(YOUR OBJECTIVE)
Present each line of the entries below that holds the word "zdravotní".

§

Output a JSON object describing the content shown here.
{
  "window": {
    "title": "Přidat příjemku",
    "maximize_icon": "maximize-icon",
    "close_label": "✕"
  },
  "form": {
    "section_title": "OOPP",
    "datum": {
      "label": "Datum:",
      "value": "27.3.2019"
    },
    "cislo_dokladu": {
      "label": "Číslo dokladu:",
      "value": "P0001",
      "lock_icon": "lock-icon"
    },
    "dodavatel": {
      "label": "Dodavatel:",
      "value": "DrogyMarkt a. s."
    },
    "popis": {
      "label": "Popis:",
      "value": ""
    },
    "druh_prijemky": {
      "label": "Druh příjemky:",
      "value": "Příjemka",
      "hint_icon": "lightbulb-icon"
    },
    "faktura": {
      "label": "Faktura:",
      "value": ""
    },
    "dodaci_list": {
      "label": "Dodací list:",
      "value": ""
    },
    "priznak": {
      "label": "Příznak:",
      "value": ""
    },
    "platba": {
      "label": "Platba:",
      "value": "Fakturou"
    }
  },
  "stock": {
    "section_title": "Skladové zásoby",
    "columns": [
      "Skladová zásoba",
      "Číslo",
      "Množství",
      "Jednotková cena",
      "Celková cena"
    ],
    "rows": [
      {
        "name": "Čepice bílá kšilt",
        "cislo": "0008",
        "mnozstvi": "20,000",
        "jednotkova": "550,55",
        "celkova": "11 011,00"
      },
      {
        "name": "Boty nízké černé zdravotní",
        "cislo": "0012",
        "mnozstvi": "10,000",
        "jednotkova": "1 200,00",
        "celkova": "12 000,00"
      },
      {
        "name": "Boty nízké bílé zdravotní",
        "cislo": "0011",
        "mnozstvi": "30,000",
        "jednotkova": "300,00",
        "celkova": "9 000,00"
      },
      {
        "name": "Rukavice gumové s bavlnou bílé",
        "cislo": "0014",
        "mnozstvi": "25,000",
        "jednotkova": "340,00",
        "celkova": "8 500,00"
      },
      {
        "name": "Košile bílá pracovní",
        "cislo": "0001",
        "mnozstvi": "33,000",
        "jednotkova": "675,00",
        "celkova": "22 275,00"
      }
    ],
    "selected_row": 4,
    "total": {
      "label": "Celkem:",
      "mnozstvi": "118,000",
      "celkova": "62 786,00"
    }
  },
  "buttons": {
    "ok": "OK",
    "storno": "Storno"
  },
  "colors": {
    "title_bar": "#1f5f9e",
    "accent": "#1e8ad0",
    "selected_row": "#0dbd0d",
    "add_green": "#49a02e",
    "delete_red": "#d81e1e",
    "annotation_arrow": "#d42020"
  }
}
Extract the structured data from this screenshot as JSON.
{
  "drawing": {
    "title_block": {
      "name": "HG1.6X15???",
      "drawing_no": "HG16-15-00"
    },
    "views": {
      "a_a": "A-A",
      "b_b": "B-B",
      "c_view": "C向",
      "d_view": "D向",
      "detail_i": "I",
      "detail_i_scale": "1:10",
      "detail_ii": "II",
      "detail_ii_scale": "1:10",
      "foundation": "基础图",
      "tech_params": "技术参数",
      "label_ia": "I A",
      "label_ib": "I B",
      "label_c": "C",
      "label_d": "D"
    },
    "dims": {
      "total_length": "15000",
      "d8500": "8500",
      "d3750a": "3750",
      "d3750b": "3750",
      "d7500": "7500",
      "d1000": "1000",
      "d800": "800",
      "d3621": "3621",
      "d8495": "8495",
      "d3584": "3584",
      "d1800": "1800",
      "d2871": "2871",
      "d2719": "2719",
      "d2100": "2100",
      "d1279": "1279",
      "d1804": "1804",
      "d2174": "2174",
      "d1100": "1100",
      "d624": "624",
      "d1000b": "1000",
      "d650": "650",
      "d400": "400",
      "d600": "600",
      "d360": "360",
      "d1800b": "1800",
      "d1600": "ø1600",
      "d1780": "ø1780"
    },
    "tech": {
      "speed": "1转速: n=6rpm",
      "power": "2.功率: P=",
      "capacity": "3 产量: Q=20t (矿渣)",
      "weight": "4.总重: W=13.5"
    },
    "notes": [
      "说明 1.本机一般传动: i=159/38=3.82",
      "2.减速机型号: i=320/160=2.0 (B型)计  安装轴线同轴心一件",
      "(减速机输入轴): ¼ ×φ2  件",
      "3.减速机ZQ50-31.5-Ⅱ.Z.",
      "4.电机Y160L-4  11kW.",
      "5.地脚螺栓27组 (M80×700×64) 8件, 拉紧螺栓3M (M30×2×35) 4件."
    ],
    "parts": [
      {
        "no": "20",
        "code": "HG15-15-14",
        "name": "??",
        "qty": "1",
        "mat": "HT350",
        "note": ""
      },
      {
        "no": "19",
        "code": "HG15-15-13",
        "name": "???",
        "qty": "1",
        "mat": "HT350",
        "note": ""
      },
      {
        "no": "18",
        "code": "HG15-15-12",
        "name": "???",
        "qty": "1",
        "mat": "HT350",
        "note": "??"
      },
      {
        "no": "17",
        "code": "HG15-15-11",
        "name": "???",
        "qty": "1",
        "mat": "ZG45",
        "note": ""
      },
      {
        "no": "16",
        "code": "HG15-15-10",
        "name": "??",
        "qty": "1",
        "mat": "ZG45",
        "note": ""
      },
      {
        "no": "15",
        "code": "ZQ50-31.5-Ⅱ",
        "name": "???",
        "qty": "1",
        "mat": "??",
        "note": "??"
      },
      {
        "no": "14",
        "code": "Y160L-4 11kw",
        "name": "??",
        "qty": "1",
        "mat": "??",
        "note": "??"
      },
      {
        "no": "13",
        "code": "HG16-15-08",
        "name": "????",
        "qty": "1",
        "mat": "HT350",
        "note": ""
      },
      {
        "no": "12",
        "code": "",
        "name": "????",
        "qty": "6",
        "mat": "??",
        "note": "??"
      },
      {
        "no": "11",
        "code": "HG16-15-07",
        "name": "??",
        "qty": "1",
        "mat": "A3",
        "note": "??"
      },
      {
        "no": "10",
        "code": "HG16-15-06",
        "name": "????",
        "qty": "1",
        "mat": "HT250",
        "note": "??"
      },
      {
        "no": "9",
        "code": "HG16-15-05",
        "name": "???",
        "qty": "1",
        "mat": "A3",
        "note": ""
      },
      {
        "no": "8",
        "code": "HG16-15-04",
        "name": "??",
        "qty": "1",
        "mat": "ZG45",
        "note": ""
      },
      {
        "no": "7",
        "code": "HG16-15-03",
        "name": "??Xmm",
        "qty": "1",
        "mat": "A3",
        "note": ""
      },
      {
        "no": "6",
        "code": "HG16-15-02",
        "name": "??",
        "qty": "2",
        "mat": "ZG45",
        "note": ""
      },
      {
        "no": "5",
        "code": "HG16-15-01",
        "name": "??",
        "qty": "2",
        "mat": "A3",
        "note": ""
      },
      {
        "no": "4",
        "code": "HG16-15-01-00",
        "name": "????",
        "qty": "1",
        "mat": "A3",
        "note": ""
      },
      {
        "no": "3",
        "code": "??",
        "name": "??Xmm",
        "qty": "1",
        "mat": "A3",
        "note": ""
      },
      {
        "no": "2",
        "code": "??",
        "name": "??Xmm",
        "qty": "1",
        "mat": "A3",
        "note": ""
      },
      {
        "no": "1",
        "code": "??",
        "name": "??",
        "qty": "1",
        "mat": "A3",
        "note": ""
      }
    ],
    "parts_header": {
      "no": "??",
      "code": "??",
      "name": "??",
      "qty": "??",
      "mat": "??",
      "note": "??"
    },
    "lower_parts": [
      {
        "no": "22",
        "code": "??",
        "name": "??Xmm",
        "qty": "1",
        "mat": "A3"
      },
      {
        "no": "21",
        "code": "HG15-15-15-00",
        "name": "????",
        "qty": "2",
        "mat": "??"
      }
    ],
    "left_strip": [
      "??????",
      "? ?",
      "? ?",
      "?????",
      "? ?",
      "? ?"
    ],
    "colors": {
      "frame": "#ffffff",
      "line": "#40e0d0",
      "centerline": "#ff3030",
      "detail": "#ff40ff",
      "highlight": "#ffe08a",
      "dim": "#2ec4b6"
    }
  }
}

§

(TASK ANSWER)
        "name": "Boty nízké černé zdravotní",
        "name": "Boty nízké bílé zdravotní",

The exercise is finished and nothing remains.